Description of the task: Keeping each line intact, print the whole listing.

Exercise input:

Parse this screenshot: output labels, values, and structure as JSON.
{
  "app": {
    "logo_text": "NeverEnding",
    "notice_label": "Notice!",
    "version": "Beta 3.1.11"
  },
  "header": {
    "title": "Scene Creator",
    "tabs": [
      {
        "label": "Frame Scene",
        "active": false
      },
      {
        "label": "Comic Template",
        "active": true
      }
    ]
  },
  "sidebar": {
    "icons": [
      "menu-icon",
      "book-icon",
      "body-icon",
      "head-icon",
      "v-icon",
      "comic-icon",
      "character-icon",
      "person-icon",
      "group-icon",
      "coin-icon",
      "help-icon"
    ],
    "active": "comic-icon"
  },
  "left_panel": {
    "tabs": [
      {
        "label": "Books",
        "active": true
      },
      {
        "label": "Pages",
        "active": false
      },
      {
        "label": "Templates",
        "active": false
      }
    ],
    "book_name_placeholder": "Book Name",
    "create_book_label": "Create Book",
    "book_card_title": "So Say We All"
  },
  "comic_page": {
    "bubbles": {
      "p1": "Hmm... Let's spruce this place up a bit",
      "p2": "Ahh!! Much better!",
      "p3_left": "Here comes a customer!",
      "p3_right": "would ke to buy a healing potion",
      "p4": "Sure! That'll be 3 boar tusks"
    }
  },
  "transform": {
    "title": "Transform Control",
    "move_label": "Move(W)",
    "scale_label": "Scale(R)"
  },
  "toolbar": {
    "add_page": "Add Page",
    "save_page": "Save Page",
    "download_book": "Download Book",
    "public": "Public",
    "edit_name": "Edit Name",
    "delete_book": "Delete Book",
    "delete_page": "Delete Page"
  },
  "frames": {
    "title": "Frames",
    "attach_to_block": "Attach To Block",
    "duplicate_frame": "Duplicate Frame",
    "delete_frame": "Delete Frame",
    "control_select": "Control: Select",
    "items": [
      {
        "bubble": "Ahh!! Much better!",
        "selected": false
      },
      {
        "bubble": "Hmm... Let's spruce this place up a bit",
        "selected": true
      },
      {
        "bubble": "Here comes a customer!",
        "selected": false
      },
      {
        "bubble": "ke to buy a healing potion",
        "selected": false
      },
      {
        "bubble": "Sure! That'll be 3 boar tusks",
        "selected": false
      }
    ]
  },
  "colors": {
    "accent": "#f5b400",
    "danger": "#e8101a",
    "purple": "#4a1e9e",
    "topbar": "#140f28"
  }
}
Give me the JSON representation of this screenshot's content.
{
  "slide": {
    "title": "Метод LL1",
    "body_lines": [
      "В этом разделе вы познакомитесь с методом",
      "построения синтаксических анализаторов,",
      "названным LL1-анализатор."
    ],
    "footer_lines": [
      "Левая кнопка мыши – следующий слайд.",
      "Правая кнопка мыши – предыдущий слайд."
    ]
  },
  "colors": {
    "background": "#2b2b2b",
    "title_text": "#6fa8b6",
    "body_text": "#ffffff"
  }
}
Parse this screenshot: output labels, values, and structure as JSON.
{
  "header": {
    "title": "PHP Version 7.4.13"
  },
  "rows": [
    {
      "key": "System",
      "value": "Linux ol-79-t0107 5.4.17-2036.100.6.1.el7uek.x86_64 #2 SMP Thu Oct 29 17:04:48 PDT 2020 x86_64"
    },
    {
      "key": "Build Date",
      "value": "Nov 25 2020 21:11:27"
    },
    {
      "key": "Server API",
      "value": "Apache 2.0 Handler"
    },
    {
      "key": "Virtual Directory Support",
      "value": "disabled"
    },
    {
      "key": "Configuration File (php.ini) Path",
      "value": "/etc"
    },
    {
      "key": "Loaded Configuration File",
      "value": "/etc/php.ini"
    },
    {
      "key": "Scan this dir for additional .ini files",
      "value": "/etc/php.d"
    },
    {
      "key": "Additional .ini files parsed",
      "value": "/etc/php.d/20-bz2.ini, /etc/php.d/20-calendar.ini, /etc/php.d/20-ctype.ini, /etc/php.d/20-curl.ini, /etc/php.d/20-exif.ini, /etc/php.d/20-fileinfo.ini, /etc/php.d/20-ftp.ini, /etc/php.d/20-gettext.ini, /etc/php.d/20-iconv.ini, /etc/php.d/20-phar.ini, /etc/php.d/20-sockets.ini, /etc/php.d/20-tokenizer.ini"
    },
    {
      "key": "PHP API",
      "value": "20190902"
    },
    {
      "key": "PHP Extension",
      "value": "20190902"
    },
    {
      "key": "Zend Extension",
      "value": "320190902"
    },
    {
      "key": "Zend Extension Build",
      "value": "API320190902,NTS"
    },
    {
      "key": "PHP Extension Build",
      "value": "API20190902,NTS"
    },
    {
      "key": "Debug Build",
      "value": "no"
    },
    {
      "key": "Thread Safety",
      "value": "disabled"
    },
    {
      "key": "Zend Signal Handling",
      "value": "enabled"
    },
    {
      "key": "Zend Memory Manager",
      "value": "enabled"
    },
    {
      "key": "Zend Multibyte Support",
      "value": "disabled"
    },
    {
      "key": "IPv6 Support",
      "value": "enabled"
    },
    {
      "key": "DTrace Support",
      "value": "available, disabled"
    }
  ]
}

Your solution:
Parse this screenshot: output labels, values, and structure as JSON.
{
  "app": {
    "logo_text": "NeverEnding",
    "notice_label": "Notice!",
    "version": "Beta 3.1.11"
  },
  "header": {
    "title": "Scene Creator",
    "tabs": [
      {
        "label": "Frame Scene",
        "active": false
      },
      {
        "label": "Comic Template",
        "active": true
      }
    ]
  },
  "sidebar": {
    "icons": [
      "menu-icon",
      "book-icon",
      "body-icon",
      "head-icon",
      "v-icon",
      "comic-icon",
      "character-icon",
      "person-icon",
      "group-icon",
      "coin-icon",
      "help-icon"
    ],
    "active": "comic-icon"
  },
  "left_panel": {
    "tabs": [
      {
        "label": "Books",
        "active": true
      },
      {
        "label": "Pages",
        "active": false
      },
      {
        "label": "Templates",
        "active": false
      }
    ],
    "book_name_placeholder": "Book Name",
    "create_book_label": "Create Book",
    "book_card_title": "So Say We All"
  },
  "comic_page": {
    "bubbles": {
      "p1": "Hmm... Let's spruce this place up a bit",
      "p2": "Ahh!! Much better!",
      "p3_left": "Here comes a customer!",
      "p3_right": "would ke to buy a healing potion",
      "p4": "Sure! That'll be 3 boar tusks"
    }
  },
  "transform": {
    "title": "Transform Control",
    "move_label": "Move(W)",
    "scale_label": "Scale(R)"
  },
  "toolbar": {
    "add_page": "Add Page",
    "save_page": "Save Page",
    "download_book": "Download Book",
    "public": "Public",
    "edit_name": "Edit Name",
    "delete_book": "Delete Book",
    "delete_page": "Delete Page"
  },
  "frames": {
    "title": "Frames",
    "attach_to_block": "Attach To Block",
    "duplicate_frame": "Duplicate Frame",
    "delete_frame": "Delete Frame",
    "control_select": "Control: Select",
    "items": [
      {
        "bubble": "Ahh!! Much better!",
        "selected": false
      },
      {
        "bubble": "Hmm... Let's spruce this place up a bit",
        "selected": true
      },
      {
        "bubble": "Here comes a customer!",
        "selected": false
      },
      {
        "bubble": "ke to buy a healing potion",
        "selected": false
      },
      {
        "bubble": "Sure! That'll be 3 boar tusks",
        "selected": false
      }
    ]
  },
  "colors": {
    "accent": "#f5b400",
    "danger": "#e8101a",
    "purple": "#4a1e9e",
    "topbar": "#140f28"
  }
}
Give me the JSON representation of this screenshot's content.
{
  "slide": {
    "title": "Метод LL1",
    "body_lines": [
      "В этом разделе вы познакомитесь с методом",
      "построения синтаксических анализаторов,",
      "названным LL1-анализатор."
    ],
    "footer_lines": [
      "Левая кнопка мыши – следующий слайд.",
      "Правая кнопка мыши – предыдущий слайд."
    ]
  },
  "colors": {
    "background": "#2b2b2b",
    "title_text": "#6fa8b6",
    "body_text": "#ffffff"
  }
}
Parse this screenshot: output labels, values, and structure as JSON.
{
  "header": {
    "title": "PHP Version 7.4.13"
  },
  "rows": [
    {
      "key": "System",
      "value": "Linux ol-79-t0107 5.4.17-2036.100.6.1.el7uek.x86_64 #2 SMP Thu Oct 29 17:04:48 PDT 2020 x86_64"
    },
    {
      "key": "Build Date",
      "value": "Nov 25 2020 21:11:27"
    },
    {
      "key": "Server API",
      "value": "Apache 2.0 Handler"
    },
    {
      "key": "Virtual Directory Support",
      "value": "disabled"
    },
    {
      "key": "Configuration File (php.ini) Path",
      "value": "/etc"
    },
    {
      "key": "Loaded Configuration File",
      "value": "/etc/php.ini"
    },
    {
      "key": "Scan this dir for additional .ini files",
      "value": "/etc/php.d"
    },
    {
      "key": "Additional .ini files parsed",
      "value": "/etc/php.d/20-bz2.ini, /etc/php.d/20-calendar.ini, /etc/php.d/20-ctype.ini, /etc/php.d/20-curl.ini, /etc/php.d/20-exif.ini, /etc/php.d/20-fileinfo.ini, /etc/php.d/20-ftp.ini, /etc/php.d/20-gettext.ini, /etc/php.d/20-iconv.ini, /etc/php.d/20-phar.ini, /etc/php.d/20-sockets.ini, /etc/php.d/20-tokenizer.ini"
    },
    {
      "key": "PHP API",
      "value": "20190902"
    },
    {
      "key": "PHP Extension",
      "value": "20190902"
    },
    {
      "key": "Zend Extension",
      "value": "320190902"
    },
    {
      "key": "Zend Extension Build",
      "value": "API320190902,NTS"
    },
    {
      "key": "PHP Extension Build",
      "value": "API20190902,NTS"
    },
    {
      "key": "Debug Build",
      "value": "no"
    },
    {
      "key": "Thread Safety",
      "value": "disabled"
    },
    {
      "key": "Zend Signal Handling",
      "value": "enabled"
    },
    {
      "key": "Zend Memory Manager",
      "value": "enabled"
    },
    {
      "key": "Zend Multibyte Support",
      "value": "disabled"
    },
    {
      "key": "IPv6 Support",
      "value": "enabled"
    },
    {
      "key": "DTrace Support",
      "value": "available, disabled"
    }
  ]
}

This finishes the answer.